Aim of the exercise:
Output the data in full. Keep every word exact and exclude the pictures.

Given information:
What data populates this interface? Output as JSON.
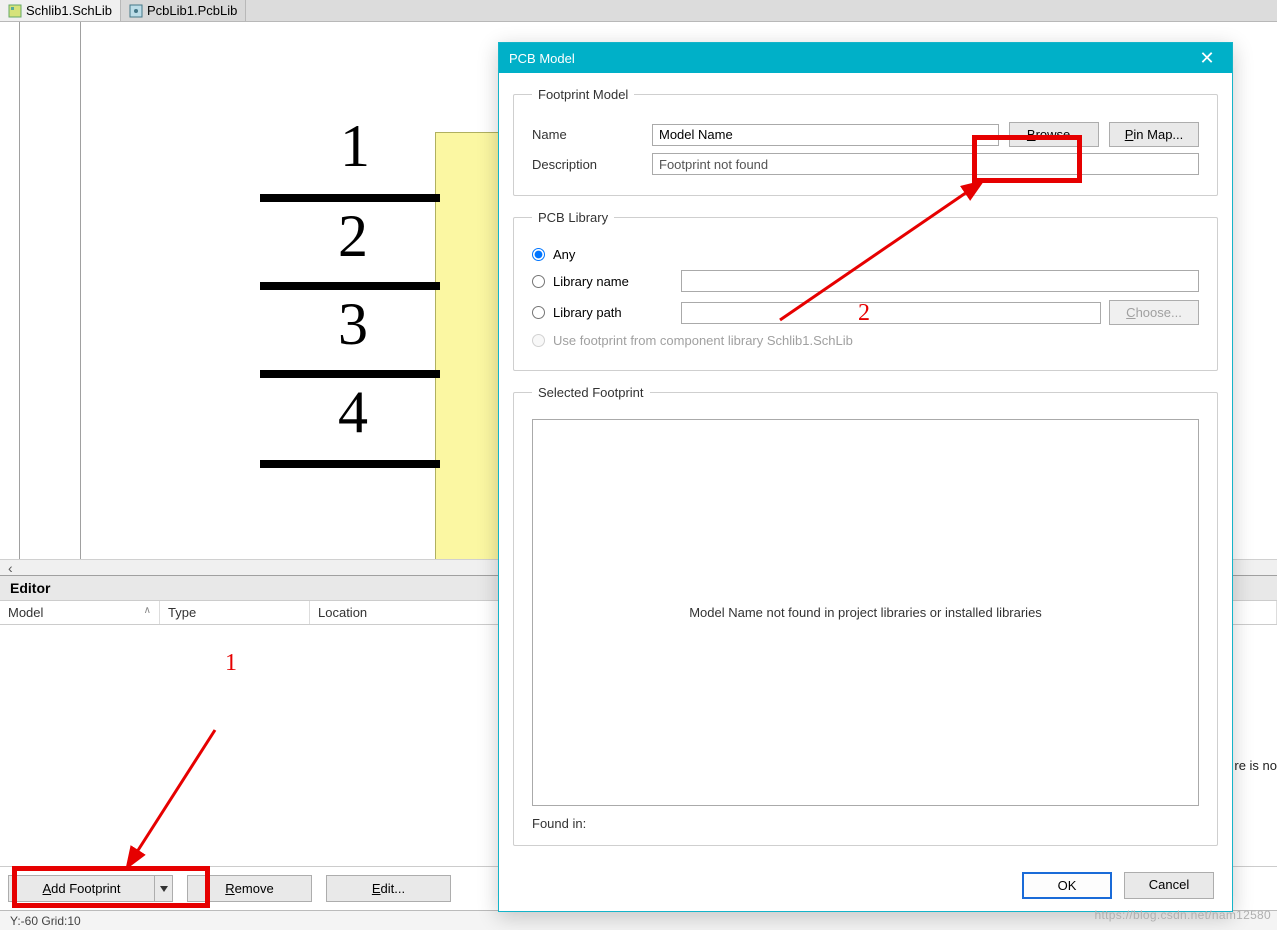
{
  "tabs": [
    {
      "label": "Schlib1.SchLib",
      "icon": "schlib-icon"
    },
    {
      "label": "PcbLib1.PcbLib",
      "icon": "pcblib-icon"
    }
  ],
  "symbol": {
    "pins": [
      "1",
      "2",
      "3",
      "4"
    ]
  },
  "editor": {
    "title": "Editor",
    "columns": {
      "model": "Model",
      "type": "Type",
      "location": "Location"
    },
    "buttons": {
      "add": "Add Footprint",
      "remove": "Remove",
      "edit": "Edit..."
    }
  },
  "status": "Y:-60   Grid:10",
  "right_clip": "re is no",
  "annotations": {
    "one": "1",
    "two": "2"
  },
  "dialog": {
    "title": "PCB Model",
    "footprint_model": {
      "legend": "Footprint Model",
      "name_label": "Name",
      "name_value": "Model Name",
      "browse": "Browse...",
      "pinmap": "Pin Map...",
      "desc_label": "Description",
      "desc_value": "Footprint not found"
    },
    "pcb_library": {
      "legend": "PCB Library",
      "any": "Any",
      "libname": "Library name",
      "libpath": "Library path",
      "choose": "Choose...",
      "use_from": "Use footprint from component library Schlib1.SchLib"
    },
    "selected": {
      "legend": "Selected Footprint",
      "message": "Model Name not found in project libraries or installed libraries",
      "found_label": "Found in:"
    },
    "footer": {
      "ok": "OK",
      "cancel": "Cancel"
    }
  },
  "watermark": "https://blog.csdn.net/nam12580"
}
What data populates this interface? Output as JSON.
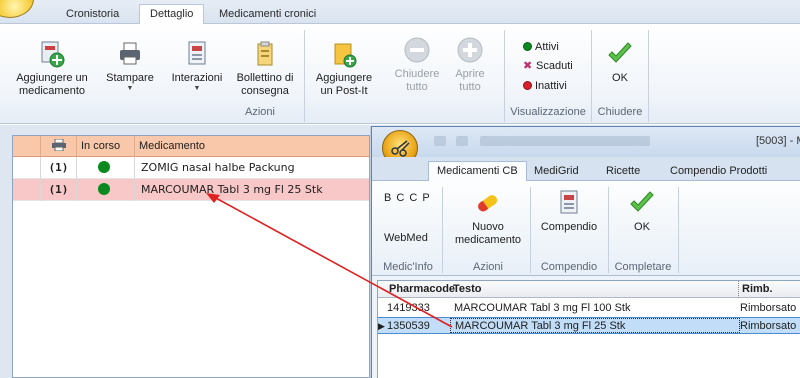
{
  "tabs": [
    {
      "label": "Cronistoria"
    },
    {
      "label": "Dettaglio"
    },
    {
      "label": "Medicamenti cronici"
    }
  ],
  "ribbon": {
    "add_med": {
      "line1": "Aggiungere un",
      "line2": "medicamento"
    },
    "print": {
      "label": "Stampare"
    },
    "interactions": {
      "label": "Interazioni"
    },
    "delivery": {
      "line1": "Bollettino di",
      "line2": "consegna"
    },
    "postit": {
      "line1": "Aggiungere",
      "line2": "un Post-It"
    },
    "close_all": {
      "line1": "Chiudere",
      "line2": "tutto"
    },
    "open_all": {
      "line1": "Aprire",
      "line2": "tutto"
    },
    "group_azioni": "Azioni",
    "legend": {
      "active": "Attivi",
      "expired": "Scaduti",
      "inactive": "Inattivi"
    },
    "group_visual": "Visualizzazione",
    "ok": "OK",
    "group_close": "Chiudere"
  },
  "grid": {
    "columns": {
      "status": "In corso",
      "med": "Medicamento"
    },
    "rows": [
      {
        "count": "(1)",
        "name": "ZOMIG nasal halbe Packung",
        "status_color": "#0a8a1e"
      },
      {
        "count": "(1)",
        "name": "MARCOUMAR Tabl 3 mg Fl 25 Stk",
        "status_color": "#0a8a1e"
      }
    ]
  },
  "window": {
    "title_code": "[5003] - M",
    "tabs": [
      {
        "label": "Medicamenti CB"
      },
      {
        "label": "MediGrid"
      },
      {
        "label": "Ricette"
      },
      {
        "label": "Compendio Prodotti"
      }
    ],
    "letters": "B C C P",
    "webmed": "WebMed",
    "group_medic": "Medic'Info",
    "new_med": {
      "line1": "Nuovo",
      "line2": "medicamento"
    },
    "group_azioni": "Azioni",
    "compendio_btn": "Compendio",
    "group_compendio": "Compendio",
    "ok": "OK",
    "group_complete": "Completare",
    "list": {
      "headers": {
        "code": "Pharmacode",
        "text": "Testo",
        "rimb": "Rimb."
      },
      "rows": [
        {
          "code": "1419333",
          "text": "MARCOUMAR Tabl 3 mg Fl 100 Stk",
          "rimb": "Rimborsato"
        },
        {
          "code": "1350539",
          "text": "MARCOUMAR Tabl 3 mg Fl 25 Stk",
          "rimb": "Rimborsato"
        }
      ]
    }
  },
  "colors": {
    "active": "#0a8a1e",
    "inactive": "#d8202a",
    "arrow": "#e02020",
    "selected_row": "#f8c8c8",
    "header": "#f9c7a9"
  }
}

Answer area:
What data populates this interface? Output as JSON.
{
  "tabs": [
    {
      "label": "Schlib1.SchLib",
      "icon": "schlib-icon"
    },
    {
      "label": "PcbLib1.PcbLib",
      "icon": "pcblib-icon"
    }
  ],
  "symbol": {
    "pins": [
      "1",
      "2",
      "3",
      "4"
    ]
  },
  "editor": {
    "title": "Editor",
    "columns": {
      "model": "Model",
      "type": "Type",
      "location": "Location"
    },
    "buttons": {
      "add": "Add Footprint",
      "remove": "Remove",
      "edit": "Edit..."
    }
  },
  "status": "Y:-60   Grid:10",
  "right_clip": "re is no",
  "annotations": {
    "one": "1",
    "two": "2"
  },
  "dialog": {
    "title": "PCB Model",
    "footprint_model": {
      "legend": "Footprint Model",
      "name_label": "Name",
      "name_value": "Model Name",
      "browse": "Browse...",
      "pinmap": "Pin Map...",
      "desc_label": "Description",
      "desc_value": "Footprint not found"
    },
    "pcb_library": {
      "legend": "PCB Library",
      "any": "Any",
      "libname": "Library name",
      "libpath": "Library path",
      "choose": "Choose...",
      "use_from": "Use footprint from component library Schlib1.SchLib"
    },
    "selected": {
      "legend": "Selected Footprint",
      "message": "Model Name not found in project libraries or installed libraries",
      "found_label": "Found in:"
    },
    "footer": {
      "ok": "OK",
      "cancel": "Cancel"
    }
  },
  "watermark": "https://blog.csdn.net/nam12580"
}
What data populates this interface? Output as JSON.
{
  "tabs": [
    {
      "label": "Cronistoria"
    },
    {
      "label": "Dettaglio"
    },
    {
      "label": "Medicamenti cronici"
    }
  ],
  "ribbon": {
    "add_med": {
      "line1": "Aggiungere un",
      "line2": "medicamento"
    },
    "print": {
      "label": "Stampare"
    },
    "interactions": {
      "label": "Interazioni"
    },
    "delivery": {
      "line1": "Bollettino di",
      "line2": "consegna"
    },
    "postit": {
      "line1": "Aggiungere",
      "line2": "un Post-It"
    },
    "close_all": {
      "line1": "Chiudere",
      "line2": "tutto"
    },
    "open_all": {
      "line1": "Aprire",
      "line2": "tutto"
    },
    "group_azioni": "Azioni",
    "legend": {
      "active": "Attivi",
      "expired": "Scaduti",
      "inactive": "Inattivi"
    },
    "group_visual": "Visualizzazione",
    "ok": "OK",
    "group_close": "Chiudere"
  },
  "grid": {
    "columns": {
      "status": "In corso",
      "med": "Medicamento"
    },
    "rows": [
      {
        "count": "(1)",
        "name": "ZOMIG nasal halbe Packung",
        "status_color": "#0a8a1e"
      },
      {
        "count": "(1)",
        "name": "MARCOUMAR Tabl 3 mg Fl 25 Stk",
        "status_color": "#0a8a1e"
      }
    ]
  },
  "window": {
    "title_code": "[5003] - M",
    "tabs": [
      {
        "label": "Medicamenti CB"
      },
      {
        "label": "MediGrid"
      },
      {
        "label": "Ricette"
      },
      {
        "label": "Compendio Prodotti"
      }
    ],
    "letters": "B C C P",
    "webmed": "WebMed",
    "group_medic": "Medic'Info",
    "new_med": {
      "line1": "Nuovo",
      "line2": "medicamento"
    },
    "group_azioni": "Azioni",
    "compendio_btn": "Compendio",
    "group_compendio": "Compendio",
    "ok": "OK",
    "group_complete": "Completare",
    "list": {
      "headers": {
        "code": "Pharmacode",
        "text": "Testo",
        "rimb": "Rimb."
      },
      "rows": [
        {
          "code": "1419333",
          "text": "MARCOUMAR Tabl 3 mg Fl 100 Stk",
          "rimb": "Rimborsato"
        },
        {
          "code": "1350539",
          "text": "MARCOUMAR Tabl 3 mg Fl 25 Stk",
          "rimb": "Rimborsato"
        }
      ]
    }
  },
  "colors": {
    "active": "#0a8a1e",
    "inactive": "#d8202a",
    "arrow": "#e02020",
    "selected_row": "#f8c8c8",
    "header": "#f9c7a9"
  }
}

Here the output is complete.